There is an ongoing trend to virtualize workloads in the SMB that traditionally meant adding a SAN or a NAS to provide shared storage for high availability. With the introduction of Hypervisor Converged architectures through products like Scale’s HC3, that requirement no longer exists. In this model, end users can take advantage of the benefits of high availability without the complexity that comes with legacy storage protocols like iSCSI or NFS. Not only does this reduce the management overhead of the shared storage, it also simplifies the vendor support model dramatically. In the event of an issue, a single vendor can be called for support with no ability to place the blame on another component in the stack.
Simplicity in Scaling
Moore’s Law continues to hold as better, faster and cheaper equipment becomes available year after year. By implementing a scale-out architecture in the infrastructure, IT organizations can take advantage of this by purchasing what they need today knowing that they can purchase equipment at tomorrow’s prices to scale-out the resources when the need arises. Combined with the ability to mix and match hardware types in a hypervisor converged model also means that users have granularity in their scaling to match the requirements of the workloads at that time (such as adding a storage-only node in HC3 to a compute cluster to scale out only the storage resources). Continue reading
A few posts ago we walked through the process of creating a new VM on HC3. One thing you may have noticed is that nowhere in the process did we specify a physical location for that VM to be created, and even when we powered it on, once again we did not specify a physical location for that VM to run. We just created it and turned it on. Beyond the simplicity that presents, that highlights some very important concepts that make HC3 uniquely scalable and flexible.
In the last post, we discussed how HC3 VM virtual hard disk are actually stored as files (qcow2) format, and even how we can access those files for advanced operations. But once again, we didn’t discuss (or need to discuss) where the data for those files physically resided.
We will dig into this much further but the real magic of HC3 is that all nodes share access to a single pool of storage – all the disks in all nodes of the cluster are pooled together as a common resource for storing and retrieving data. That happens automatically when the HC3 cluster is “initialized” and requires no additional management by the user, even as additional nodes are added to the resource pool down the line.

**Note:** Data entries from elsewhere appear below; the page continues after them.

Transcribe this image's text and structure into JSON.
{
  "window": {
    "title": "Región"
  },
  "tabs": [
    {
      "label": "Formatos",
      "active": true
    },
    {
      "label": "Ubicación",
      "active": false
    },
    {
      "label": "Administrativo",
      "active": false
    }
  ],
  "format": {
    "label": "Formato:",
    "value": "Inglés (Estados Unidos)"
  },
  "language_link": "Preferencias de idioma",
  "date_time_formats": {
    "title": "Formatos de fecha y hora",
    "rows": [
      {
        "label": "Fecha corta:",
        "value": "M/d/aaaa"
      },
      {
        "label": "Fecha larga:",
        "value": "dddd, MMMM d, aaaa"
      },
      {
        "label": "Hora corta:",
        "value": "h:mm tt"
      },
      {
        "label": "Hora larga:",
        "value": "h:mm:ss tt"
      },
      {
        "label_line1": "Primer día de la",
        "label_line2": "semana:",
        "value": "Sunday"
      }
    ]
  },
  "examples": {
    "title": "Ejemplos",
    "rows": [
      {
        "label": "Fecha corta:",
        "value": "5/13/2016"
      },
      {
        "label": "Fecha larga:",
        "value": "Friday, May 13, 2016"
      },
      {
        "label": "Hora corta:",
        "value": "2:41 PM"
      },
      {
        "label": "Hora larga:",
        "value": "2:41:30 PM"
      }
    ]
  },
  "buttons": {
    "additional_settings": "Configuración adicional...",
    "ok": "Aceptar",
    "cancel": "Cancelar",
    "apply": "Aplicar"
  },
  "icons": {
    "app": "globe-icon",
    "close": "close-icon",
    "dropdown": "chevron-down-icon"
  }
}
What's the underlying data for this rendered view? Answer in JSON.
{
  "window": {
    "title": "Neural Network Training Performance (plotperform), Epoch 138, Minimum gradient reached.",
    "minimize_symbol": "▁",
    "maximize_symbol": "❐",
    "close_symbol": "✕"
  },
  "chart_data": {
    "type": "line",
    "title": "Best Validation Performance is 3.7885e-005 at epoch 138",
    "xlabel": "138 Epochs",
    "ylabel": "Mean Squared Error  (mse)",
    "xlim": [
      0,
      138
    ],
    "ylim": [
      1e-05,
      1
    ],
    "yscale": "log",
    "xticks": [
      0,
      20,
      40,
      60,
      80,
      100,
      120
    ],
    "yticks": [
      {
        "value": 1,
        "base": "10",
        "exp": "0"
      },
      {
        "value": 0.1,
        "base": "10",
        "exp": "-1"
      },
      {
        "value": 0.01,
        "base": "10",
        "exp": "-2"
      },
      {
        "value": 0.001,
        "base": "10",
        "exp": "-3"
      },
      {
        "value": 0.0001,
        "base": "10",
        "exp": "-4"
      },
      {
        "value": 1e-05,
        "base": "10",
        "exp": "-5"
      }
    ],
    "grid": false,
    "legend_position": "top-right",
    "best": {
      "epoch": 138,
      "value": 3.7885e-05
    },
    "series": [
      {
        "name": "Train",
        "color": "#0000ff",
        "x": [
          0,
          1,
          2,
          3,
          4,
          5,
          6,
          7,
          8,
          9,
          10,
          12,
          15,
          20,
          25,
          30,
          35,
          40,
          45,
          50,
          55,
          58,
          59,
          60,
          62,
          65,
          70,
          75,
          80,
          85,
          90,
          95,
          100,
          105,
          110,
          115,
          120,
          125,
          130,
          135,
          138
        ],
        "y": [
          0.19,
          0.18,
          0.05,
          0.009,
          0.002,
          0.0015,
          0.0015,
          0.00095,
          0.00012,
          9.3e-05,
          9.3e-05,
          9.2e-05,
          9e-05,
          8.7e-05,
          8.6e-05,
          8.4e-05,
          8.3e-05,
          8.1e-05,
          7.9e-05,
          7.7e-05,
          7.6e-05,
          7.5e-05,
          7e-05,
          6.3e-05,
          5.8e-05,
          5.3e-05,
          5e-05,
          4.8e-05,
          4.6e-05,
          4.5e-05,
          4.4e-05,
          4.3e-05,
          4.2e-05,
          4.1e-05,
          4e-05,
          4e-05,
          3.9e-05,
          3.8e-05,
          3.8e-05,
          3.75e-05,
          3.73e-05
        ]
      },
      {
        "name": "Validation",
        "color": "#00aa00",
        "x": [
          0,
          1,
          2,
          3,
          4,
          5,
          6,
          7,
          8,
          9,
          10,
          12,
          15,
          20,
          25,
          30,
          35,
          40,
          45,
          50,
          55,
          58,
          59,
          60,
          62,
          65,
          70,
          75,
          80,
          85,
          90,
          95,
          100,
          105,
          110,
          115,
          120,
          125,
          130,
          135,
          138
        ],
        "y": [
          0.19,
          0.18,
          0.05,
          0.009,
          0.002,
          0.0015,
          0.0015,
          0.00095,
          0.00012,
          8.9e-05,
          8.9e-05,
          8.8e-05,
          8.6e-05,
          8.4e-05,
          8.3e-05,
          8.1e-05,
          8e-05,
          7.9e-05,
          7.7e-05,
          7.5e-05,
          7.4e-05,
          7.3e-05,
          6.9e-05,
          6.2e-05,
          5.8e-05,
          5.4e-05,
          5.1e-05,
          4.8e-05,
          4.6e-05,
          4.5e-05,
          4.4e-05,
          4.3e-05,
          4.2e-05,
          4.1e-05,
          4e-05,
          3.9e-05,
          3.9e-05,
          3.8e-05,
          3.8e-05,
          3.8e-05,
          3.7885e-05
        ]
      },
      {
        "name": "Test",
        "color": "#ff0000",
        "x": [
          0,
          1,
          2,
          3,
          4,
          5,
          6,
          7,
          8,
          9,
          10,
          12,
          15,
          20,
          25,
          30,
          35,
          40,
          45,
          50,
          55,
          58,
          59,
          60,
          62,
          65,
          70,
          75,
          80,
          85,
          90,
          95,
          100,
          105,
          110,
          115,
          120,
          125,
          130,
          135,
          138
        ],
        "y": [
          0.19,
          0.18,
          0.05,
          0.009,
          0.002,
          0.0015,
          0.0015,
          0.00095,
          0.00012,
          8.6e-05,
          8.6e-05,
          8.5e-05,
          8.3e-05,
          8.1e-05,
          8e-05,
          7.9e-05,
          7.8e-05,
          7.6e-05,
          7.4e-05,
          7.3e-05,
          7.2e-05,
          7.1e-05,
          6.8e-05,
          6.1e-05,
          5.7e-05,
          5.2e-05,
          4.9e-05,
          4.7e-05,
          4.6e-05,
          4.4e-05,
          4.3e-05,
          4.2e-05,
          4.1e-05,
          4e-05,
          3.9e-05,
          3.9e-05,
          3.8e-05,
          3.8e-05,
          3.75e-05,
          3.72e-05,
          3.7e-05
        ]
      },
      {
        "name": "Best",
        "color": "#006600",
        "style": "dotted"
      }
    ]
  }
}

Because all HC3-capable nodes read and write data using the entire pool of storage and all HC3 nodes have access to all the data, any virtual machine can be started on any node of the HC3 cluster based on the availability of compute resources that VM requires. For example, if a new VM requires 16GB RAM there may only be certain nodes with that much currently available and HC3 makes this node selection automatically. HC3 allows running VMs to be “live migrated” to other HC3 nodes without the VM being shutdown and with no noticeable impact to the workload being run or clients connecting to it. In addition, should an HC3 node fail, any VMs that were running on that node will be quickly re-started on remaining nodes since every HC3 node has access to the same pool of redundant storage. Once again since the storage is available to all nodes in the HC3 system, the primary factor for determining where to failover VMs is availability of compute resources required by each workload and HC3 determines the optimal location automatically.
For those who are more visual (like me) the following diagram may help to picture this more clearly.
In the next post of this series, we will dive into the HC3 distributed storage layer and detail how data is stored across all the physical disks in the cluster providing data redundancy should a disk drive fail and aggregating the I/O performance of all the drives in the system.